LORAN is an acronymn for LOng Range Aide to Navigation. LORAN navigation systems used radio wave transmissions to obtain geographic position information. As the technology evolved, several versions of LORAN were implemented. LORAN-A was the first widely used system. Eventually LORAN-C was developed and implemented in the United States, Canada, and other nations throughout the world.
To understand how LORAN technology works, A good analogy is to imagine watching ripples on a pond as you drop multiple stones in the water. The rings that eminate outward from each dropped stone travel at predictable speeds and cross each other at given intersections. Similarly, radio waves travel and intersect over water in a predictable manner.
Exceptions occur when radio waves travel over land or other obstacles. These errors are controlled using algorithms called additional secondary factors or ASF’s. Once the errors are resolved, the time delays (TD’s) can be accurately plotted on a chart.
Modern GPS receivers are equipped with plotters, maps, and endless menu options. Early LORAN- C units had no such features. Usually a screen gave a variety of data such as course, heading, distance to go, navigational error, etc. Rather than showing a fix on a plotter or chart, a page showed a pair of numbers, called time delays (TD’s). Position is plotted by finding the approximate TD’s on a special chart and locating the intersection. LORAN – C receivers.

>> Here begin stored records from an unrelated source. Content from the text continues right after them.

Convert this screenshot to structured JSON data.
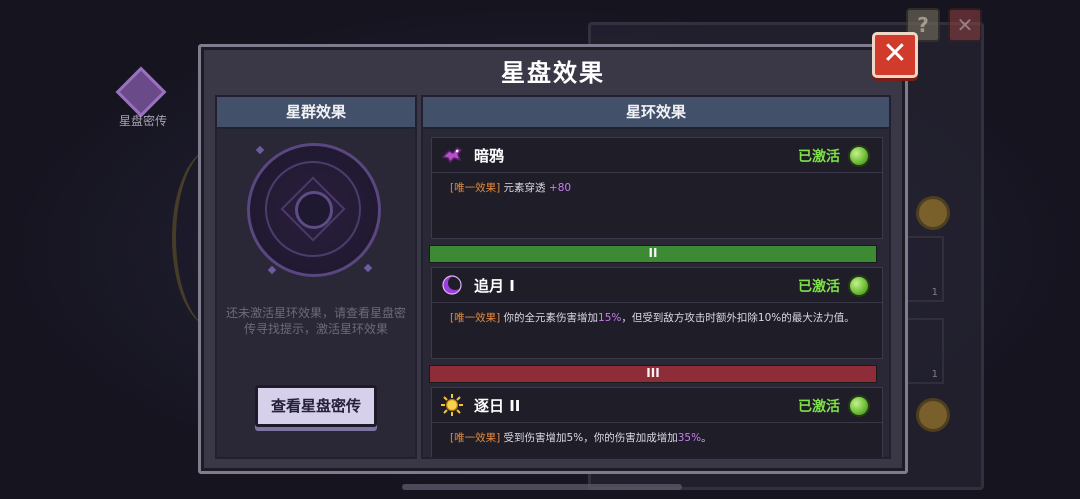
{
  "background": {
    "side_icon_label": "星盘密传",
    "help_symbol": "?",
    "close_symbol": "✕",
    "coin_symbol": "0",
    "slot_counts": [
      "1",
      "1"
    ]
  },
  "dialog": {
    "title": "星盘效果",
    "close_symbol": "✕",
    "left_panel": {
      "header": "星群效果",
      "hint": "还未激活星环效果，请查看星盘密传寻找提示，激活星环效果",
      "button": "查看星盘密传"
    },
    "right_panel": {
      "header": "星环效果",
      "effects": [
        {
          "name": "暗鸦",
          "icon": "raven-icon",
          "status": "已激活",
          "tag": "[唯一效果]",
          "desc_before": "元素穿透",
          "highlight": "+80",
          "desc_after": ""
        },
        {
          "divider": "II",
          "divider_color": "#3d8a34",
          "name": "追月 I",
          "icon": "crescent-moon-icon",
          "status": "已激活",
          "tag": "[唯一效果]",
          "desc_before": "你的全元素伤害增加",
          "highlight": "15%",
          "desc_after": "，但受到敌方攻击时额外扣除10%的最大法力值。"
        },
        {
          "divider": "III",
          "divider_color": "#8e2d38",
          "name": "逐日 II",
          "icon": "sun-icon",
          "status": "已激活",
          "tag": "[唯一效果]",
          "desc_before": "受到伤害增加5%，你的伤害加成增加",
          "highlight": "35%",
          "desc_after": "。"
        }
      ]
    }
  },
  "colors": {
    "active_green": "#7fe04a",
    "tag_orange": "#e58a3c",
    "highlight_purple": "#c77ef0",
    "close_red": "#d13b2c"
  }
}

LORAN units typically operated on 12 volts and consisted of 3 components. The control head contained a processor, keypad and display. The coupler contained much of the signal processing components. The antenna sat atop the coupler. LORAN-C antennas are bulky, usually 8 feet in length. Most LORAN-C units provided NMEA data outputs, which allowed units to share navigational data with other electronics.